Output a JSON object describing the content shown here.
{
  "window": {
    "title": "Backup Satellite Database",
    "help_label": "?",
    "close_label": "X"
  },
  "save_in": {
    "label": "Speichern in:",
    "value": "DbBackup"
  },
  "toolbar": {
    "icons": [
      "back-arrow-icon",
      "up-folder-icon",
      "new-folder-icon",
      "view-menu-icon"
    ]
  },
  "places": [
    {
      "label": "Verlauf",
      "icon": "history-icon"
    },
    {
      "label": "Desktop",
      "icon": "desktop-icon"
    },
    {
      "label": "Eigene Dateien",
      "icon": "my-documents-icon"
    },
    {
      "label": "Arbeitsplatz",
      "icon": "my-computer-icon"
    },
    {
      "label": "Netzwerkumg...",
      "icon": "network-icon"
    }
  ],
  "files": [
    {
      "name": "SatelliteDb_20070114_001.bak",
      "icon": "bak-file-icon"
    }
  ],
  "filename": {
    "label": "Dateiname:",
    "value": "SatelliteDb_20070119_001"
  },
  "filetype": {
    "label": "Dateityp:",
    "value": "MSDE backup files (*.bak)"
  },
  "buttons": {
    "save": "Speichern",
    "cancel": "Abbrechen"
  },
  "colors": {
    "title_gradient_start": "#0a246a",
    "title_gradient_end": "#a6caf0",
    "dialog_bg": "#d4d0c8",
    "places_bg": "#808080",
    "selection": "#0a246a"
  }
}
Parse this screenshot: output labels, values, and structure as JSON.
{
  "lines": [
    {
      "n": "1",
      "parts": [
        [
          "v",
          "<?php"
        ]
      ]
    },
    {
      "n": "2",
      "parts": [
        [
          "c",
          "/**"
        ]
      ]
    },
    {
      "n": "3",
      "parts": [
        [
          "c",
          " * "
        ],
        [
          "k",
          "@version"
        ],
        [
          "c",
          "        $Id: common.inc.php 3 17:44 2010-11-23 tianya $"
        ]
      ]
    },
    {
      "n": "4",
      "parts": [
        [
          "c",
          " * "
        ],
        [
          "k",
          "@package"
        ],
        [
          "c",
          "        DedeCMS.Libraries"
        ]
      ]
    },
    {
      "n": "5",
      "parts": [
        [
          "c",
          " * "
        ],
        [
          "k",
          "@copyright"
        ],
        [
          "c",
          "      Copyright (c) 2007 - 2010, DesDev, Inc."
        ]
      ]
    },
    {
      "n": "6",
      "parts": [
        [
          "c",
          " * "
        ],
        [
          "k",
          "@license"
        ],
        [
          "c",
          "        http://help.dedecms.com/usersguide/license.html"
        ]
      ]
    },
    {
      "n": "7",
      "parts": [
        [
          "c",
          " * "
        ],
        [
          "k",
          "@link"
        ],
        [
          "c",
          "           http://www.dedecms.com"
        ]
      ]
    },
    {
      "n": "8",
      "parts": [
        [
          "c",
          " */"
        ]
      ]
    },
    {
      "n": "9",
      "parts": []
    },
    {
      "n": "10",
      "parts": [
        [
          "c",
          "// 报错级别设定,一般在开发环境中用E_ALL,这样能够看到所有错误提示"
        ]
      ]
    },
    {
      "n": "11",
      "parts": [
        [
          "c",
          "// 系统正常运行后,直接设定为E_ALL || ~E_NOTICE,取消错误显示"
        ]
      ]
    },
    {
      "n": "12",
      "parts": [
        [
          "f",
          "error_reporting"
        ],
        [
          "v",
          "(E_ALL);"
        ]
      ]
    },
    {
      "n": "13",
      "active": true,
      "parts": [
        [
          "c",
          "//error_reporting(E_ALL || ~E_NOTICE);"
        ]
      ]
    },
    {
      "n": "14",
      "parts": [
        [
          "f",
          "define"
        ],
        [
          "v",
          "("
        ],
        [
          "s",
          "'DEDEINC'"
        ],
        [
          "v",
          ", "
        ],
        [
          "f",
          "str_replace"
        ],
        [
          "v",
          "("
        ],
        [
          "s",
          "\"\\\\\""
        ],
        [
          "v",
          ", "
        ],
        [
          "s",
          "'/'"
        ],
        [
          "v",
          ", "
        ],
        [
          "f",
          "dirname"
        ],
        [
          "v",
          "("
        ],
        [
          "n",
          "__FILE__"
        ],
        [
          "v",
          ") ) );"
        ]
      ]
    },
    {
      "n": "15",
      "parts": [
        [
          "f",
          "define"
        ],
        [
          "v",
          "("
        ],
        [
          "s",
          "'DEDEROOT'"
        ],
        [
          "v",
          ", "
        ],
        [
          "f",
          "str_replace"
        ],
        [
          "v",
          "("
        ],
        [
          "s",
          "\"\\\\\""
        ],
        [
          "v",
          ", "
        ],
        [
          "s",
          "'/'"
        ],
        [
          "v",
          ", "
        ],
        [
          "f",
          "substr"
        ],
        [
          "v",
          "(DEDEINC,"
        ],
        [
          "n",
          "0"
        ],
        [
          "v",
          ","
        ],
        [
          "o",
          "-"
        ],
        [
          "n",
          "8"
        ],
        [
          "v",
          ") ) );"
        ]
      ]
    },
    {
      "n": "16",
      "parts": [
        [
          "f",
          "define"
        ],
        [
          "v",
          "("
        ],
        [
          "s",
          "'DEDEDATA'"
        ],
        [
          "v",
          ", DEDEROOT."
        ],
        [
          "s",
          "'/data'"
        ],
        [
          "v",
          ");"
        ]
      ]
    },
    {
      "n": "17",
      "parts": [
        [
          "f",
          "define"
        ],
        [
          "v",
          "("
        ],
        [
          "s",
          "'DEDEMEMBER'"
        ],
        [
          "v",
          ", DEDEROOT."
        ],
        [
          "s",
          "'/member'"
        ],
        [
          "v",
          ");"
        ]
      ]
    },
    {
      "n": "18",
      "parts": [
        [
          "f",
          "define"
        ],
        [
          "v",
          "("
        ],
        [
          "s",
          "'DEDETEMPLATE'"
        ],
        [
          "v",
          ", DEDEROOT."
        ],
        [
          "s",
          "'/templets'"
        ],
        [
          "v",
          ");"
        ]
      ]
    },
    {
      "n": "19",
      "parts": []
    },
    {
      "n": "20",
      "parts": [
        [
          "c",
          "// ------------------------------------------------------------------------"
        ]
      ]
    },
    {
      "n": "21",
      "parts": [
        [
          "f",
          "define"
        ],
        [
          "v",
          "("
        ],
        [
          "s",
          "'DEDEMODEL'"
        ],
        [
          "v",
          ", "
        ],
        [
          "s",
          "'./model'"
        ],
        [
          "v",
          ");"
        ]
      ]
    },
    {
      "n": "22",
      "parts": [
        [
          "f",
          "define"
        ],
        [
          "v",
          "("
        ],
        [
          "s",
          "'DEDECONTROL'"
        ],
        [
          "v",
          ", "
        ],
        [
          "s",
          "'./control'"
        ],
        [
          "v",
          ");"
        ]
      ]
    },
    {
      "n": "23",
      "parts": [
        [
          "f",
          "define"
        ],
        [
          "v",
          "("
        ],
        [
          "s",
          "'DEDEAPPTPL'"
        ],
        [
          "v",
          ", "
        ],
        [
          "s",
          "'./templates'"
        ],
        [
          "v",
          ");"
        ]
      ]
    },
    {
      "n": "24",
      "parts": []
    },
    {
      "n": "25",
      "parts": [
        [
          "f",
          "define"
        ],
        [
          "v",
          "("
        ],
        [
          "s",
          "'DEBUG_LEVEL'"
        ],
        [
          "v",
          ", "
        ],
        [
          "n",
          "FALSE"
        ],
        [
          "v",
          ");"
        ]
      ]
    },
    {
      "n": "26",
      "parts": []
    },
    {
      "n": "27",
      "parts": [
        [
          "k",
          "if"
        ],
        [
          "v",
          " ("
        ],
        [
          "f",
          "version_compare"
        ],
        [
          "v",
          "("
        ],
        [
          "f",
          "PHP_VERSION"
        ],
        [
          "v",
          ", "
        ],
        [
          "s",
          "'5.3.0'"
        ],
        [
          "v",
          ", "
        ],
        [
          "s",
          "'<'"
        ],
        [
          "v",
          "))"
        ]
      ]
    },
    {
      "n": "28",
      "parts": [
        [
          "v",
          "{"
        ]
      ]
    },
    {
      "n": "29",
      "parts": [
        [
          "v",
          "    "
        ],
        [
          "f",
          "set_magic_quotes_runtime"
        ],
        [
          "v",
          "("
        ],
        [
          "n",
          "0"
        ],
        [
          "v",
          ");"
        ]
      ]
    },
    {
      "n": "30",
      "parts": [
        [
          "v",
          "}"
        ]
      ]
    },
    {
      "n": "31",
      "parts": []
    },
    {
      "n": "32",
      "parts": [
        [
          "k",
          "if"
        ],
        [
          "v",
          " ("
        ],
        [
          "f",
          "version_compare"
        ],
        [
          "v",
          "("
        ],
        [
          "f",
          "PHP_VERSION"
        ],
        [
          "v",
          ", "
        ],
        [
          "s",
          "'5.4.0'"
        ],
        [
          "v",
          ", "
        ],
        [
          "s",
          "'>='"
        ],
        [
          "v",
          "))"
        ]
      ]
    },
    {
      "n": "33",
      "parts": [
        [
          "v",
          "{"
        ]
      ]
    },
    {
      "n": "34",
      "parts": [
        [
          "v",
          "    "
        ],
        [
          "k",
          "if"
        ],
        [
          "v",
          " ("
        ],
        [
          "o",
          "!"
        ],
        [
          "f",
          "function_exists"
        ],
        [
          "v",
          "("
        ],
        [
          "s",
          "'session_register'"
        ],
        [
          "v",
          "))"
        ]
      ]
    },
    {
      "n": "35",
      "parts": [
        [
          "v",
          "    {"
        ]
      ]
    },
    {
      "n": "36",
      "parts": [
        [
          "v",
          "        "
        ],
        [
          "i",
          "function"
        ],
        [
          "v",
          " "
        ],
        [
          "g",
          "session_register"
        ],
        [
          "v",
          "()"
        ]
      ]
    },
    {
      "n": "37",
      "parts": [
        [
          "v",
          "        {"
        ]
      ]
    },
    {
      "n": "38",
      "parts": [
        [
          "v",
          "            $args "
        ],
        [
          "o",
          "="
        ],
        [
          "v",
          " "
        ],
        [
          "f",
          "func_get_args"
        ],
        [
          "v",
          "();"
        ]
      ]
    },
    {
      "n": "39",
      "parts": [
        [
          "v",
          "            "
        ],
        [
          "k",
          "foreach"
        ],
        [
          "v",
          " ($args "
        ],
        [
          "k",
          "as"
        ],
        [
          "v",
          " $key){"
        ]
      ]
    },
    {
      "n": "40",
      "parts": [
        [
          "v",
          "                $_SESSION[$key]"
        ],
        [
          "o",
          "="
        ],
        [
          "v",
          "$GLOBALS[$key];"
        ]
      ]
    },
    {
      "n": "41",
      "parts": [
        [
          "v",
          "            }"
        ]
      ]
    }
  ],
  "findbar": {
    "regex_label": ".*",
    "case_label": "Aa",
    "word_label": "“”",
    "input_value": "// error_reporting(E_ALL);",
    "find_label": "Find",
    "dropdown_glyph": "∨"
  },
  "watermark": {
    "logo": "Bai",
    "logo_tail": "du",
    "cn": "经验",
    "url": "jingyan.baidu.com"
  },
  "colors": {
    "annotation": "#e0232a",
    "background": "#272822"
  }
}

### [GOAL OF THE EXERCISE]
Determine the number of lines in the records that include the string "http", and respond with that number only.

### [OUTPUT BELOW]
2